The only place to start is here, to uproot your misplaced hope. It’s easier than killing kudzu. See, the girl’s head is never found. You’ll sit or stand and read the headlines; her face is front page news across the country. Don’t mourn, my dear; troubadours will sing this all to life, just another murdered lady. Take a Sunday drive to where it happened, take your token of this crime, the crime of this old century. The father says, better a murdered daughter than a vile, villainous son. Another murdered daughter, another vile, villain, son. Just another sad old song, just another stubborn vine that keeps on growing, grows a full foot every day. Just another thing that can’t stay buried, another root to keep in this place this soil, to hold down this good dirt. Good dirt for good seed. The men took her to a restaurant. Her mother says she’s glad they “took her to one decent place” before the kill. The doctor assures you “it would be very easy for a man to cut a woman’s head off with a knife, even if he had no knowledge of anatomy.” Breathe deeply of tobacco as barns smolder long into the night, hear strings of fiddles and of throats, and watch the kudzu grow. You don’t even have to sit too still. Don’t believe it when they say hair doesn’t keep on growing. The doctor, the good doctor, says, “I could cut off a woman’s head with a small penknife and it wouldn’t take long to do it.” Just keep on singing, keep on standing; the vines will twine around your feet. Don’t let this be your fate. Keep on singing, keep on standing; this song will put down roots between your toes, and from those roots will sprout another vine and, yes, another and another. And another and another.

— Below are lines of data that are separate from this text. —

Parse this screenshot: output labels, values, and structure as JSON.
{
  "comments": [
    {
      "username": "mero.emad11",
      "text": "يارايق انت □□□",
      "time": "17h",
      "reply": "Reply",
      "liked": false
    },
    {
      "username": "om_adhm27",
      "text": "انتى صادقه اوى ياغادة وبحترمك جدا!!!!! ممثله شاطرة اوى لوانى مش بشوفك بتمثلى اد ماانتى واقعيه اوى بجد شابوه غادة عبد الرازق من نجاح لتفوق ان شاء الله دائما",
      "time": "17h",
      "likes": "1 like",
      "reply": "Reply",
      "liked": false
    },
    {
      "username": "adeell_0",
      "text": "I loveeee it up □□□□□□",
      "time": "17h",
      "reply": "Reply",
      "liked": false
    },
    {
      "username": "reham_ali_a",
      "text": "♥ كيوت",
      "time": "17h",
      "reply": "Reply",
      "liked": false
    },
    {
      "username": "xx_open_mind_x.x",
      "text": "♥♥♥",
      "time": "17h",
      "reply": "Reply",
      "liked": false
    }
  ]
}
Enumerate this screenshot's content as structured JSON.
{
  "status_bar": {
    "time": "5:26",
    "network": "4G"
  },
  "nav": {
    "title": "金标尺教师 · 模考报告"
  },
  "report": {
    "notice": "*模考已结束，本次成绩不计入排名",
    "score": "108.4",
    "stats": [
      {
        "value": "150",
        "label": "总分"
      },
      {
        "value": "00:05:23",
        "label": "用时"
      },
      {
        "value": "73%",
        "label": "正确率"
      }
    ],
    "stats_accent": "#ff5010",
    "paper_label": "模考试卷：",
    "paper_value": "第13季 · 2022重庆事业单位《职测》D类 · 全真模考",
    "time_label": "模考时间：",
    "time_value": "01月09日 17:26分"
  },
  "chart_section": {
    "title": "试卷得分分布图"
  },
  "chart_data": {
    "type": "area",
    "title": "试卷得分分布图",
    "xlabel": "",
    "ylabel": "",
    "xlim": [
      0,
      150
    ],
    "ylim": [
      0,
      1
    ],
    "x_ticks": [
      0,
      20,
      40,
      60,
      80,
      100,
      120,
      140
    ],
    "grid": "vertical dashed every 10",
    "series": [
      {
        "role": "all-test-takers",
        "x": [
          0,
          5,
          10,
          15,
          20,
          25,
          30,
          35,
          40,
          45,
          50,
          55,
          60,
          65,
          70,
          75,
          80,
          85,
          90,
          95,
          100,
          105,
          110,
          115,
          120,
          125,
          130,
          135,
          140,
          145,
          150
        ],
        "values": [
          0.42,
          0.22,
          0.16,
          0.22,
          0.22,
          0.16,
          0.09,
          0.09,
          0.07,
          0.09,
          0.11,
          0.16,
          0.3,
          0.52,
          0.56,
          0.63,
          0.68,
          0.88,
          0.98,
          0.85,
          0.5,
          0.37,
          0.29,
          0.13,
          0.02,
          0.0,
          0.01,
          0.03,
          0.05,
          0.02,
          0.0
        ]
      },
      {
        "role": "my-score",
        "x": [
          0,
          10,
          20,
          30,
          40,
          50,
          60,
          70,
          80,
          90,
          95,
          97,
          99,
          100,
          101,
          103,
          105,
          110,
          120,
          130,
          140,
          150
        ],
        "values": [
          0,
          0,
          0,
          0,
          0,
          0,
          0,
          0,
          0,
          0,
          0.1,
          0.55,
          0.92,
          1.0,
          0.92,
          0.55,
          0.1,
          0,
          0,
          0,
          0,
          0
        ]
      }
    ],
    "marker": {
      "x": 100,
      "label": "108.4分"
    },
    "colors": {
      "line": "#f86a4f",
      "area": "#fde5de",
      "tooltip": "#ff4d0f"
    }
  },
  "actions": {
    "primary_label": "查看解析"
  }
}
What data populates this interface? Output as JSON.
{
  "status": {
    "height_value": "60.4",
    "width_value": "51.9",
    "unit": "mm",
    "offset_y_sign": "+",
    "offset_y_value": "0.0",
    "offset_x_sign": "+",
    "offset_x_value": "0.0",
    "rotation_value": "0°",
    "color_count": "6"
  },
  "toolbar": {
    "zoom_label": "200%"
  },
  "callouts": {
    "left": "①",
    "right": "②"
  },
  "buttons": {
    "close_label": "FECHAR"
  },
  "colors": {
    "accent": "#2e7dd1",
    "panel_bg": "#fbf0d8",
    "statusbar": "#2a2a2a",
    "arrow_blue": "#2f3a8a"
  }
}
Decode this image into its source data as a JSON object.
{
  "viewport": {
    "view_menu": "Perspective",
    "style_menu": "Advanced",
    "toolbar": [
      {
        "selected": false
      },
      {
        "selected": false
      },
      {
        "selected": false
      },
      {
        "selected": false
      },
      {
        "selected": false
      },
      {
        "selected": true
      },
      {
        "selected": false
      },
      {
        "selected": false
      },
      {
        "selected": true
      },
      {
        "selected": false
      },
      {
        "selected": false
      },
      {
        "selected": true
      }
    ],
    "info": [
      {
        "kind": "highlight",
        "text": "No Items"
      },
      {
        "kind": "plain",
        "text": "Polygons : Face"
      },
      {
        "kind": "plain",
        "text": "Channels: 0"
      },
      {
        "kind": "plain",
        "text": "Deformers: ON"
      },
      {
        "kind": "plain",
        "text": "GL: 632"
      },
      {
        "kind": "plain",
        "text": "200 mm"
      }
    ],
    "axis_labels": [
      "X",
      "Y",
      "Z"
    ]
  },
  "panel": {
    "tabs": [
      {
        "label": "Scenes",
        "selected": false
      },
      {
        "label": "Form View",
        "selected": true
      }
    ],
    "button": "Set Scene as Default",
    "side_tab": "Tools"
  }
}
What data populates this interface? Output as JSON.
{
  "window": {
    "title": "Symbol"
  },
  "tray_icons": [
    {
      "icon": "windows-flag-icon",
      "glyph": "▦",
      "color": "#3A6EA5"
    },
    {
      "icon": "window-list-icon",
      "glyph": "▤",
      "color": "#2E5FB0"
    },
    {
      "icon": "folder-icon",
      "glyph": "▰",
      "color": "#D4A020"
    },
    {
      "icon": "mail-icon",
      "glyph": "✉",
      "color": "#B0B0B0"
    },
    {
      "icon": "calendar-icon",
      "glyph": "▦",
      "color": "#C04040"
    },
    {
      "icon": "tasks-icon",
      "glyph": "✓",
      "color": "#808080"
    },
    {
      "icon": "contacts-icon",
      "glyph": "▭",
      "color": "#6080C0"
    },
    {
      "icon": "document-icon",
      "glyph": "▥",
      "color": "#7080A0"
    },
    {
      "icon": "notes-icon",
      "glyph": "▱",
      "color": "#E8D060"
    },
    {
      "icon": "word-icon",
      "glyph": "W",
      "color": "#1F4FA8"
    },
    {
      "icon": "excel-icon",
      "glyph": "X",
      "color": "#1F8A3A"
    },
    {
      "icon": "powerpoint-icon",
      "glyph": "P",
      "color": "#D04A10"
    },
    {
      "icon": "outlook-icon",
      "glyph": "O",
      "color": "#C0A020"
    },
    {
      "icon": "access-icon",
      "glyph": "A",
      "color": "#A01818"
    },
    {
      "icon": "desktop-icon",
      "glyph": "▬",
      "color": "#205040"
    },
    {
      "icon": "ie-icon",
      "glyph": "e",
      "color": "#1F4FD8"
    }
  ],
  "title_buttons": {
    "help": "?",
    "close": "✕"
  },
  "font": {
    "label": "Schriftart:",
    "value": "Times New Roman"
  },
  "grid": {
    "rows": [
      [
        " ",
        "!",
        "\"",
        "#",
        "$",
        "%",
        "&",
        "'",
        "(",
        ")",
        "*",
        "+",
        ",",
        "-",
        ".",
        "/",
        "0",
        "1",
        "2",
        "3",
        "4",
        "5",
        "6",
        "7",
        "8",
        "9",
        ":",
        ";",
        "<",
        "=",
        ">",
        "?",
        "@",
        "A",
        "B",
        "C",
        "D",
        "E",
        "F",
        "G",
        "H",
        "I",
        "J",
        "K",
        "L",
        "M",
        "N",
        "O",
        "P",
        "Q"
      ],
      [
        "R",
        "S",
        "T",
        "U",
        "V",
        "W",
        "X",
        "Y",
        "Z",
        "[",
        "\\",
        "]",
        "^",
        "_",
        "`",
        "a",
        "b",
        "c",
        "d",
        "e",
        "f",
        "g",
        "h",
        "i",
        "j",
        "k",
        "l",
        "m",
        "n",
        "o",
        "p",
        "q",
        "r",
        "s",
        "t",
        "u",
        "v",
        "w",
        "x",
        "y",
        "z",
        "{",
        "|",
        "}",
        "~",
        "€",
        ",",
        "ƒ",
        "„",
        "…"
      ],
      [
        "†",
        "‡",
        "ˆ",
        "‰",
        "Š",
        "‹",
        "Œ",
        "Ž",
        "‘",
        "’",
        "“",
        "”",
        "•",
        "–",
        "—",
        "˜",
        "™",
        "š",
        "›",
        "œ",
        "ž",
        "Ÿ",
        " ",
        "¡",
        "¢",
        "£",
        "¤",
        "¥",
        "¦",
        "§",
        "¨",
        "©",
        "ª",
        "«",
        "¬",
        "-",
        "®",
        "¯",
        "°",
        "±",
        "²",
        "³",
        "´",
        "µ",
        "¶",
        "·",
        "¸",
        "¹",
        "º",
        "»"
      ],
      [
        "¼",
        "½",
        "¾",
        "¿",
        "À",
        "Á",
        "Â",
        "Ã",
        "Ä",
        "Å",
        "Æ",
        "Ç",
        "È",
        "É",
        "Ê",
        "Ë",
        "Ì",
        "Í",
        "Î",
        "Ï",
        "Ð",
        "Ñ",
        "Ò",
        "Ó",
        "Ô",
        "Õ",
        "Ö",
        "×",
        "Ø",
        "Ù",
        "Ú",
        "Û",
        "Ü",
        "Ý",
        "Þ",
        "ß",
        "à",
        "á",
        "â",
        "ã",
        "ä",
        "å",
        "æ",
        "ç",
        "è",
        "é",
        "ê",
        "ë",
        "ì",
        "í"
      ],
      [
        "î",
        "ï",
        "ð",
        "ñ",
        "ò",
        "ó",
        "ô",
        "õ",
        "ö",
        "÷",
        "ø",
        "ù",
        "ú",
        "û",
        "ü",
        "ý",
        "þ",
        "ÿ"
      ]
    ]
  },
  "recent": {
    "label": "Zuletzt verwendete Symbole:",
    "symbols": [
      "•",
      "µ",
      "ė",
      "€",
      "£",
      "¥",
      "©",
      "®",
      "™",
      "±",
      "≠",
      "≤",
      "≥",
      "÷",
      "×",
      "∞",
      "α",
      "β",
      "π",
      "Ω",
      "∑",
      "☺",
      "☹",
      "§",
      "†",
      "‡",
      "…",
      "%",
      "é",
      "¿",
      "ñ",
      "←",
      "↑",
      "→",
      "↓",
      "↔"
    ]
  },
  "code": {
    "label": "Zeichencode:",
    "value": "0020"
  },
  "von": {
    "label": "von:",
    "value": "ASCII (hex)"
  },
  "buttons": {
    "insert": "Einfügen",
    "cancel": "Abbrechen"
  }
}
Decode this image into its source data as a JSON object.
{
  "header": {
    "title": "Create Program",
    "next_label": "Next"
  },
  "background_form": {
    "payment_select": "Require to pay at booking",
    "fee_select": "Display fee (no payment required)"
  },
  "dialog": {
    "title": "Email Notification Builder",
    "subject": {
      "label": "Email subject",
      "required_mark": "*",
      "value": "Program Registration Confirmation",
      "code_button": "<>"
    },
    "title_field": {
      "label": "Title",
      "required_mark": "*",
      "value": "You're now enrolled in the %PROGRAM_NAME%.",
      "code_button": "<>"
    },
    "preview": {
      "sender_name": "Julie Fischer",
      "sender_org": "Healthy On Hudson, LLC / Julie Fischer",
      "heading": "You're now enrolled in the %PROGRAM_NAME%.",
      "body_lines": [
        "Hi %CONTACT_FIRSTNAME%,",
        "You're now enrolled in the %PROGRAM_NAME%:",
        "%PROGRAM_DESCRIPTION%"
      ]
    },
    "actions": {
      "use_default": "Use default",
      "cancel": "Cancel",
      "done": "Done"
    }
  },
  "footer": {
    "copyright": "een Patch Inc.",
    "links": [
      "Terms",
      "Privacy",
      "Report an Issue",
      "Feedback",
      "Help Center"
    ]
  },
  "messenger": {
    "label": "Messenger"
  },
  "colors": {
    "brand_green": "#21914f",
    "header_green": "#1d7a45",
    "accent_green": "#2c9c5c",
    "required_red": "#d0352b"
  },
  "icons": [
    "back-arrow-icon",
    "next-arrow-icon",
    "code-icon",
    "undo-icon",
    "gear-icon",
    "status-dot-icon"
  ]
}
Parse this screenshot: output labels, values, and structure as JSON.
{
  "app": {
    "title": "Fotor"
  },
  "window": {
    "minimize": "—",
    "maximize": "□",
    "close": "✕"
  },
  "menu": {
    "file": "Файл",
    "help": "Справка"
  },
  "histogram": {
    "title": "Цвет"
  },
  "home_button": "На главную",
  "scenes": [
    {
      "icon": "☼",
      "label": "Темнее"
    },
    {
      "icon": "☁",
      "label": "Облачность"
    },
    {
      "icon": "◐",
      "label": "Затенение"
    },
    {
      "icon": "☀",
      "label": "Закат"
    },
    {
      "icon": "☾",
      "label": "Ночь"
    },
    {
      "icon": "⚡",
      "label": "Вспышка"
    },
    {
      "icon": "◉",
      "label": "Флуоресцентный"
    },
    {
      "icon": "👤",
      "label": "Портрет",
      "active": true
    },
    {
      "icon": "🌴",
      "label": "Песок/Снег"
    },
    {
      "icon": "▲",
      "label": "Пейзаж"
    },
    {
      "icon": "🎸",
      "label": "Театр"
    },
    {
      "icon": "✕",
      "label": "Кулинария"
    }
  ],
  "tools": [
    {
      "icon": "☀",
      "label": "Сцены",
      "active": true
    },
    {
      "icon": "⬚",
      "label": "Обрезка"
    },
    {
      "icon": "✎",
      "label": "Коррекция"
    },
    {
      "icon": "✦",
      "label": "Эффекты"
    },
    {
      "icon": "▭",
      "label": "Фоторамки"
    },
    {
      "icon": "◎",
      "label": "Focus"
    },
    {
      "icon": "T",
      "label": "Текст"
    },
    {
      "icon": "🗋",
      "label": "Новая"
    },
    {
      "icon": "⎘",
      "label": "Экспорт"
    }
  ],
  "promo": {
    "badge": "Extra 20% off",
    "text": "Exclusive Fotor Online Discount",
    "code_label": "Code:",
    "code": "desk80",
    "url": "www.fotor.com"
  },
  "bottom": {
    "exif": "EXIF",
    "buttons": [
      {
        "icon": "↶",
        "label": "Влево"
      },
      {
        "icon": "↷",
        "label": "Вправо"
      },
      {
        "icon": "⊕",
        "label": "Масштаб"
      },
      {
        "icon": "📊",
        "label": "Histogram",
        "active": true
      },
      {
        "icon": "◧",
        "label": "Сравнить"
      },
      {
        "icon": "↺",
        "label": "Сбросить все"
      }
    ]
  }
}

Listen, believe me when I say this music is only a little more than wind. Keep standing and keep singing; this vine will drag you down to dirt.
Art by Mei Sa Gou